CHARLESTON, W.Va. — State lawmakers from the Northern Panhandle have introduced legislation aimed at increasing regulations of drinking water.

Sen. William Ihlenfeld, D-Ohio, and Delegate Evan Hansen, D-Monongalia, are lead sponsors of the Clean Water Act of 2020. The measure would require companies using PFAS chemicals to monitor their discharges.

West Virginia Legislature

Delegate Evan Hansen, D-Monongalia

The legislation would also create the West Virginia PFAS Action Response Team for developing standards on keeping water sources clean.

“These are pollutants that are relatively new, they’re man-made and invented in the last few decades,” Hansen said. “Many of them are very toxic to people, but they are not regulated at the state or federal level.”

The use of PFAS chemicals dates back tot he 1940s, and PFAS do not break down over time.

“We owe it to the people who were sickened, and to the family members of those who were killed, to properly regulate these toxic chemicals,” he said. “We’re taking a systematic approach to identify and reduce the sources of these chemicals so that we can ensure that tap water is clean.”

Officials detected PFAS in drinking water from Martinsburg’s Big Springs well, which has since been shut down.

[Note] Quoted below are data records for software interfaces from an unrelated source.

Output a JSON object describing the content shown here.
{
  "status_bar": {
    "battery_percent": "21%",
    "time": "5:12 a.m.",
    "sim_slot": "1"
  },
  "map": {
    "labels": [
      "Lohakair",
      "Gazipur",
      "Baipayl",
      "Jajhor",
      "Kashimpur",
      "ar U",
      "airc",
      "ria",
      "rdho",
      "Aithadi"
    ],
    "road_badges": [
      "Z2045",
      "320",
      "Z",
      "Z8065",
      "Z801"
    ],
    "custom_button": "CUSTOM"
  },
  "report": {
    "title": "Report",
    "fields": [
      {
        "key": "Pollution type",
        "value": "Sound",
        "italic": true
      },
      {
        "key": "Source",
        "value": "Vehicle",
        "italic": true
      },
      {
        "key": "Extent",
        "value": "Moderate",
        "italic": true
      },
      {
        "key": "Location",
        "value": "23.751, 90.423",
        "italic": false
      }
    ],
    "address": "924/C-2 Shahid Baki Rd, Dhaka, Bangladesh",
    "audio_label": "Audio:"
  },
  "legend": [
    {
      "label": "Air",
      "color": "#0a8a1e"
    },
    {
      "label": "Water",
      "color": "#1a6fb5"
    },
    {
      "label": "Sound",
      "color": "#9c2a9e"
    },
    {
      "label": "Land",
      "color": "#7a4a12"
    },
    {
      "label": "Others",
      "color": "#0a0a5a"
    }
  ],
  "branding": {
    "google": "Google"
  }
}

Federal agencies are now performing an exposure assessment of households impacted by PFAS in their drinking water. PFAS chemicals in this area were from firefighting foam used at the Shepherd Field Air National Guard Base.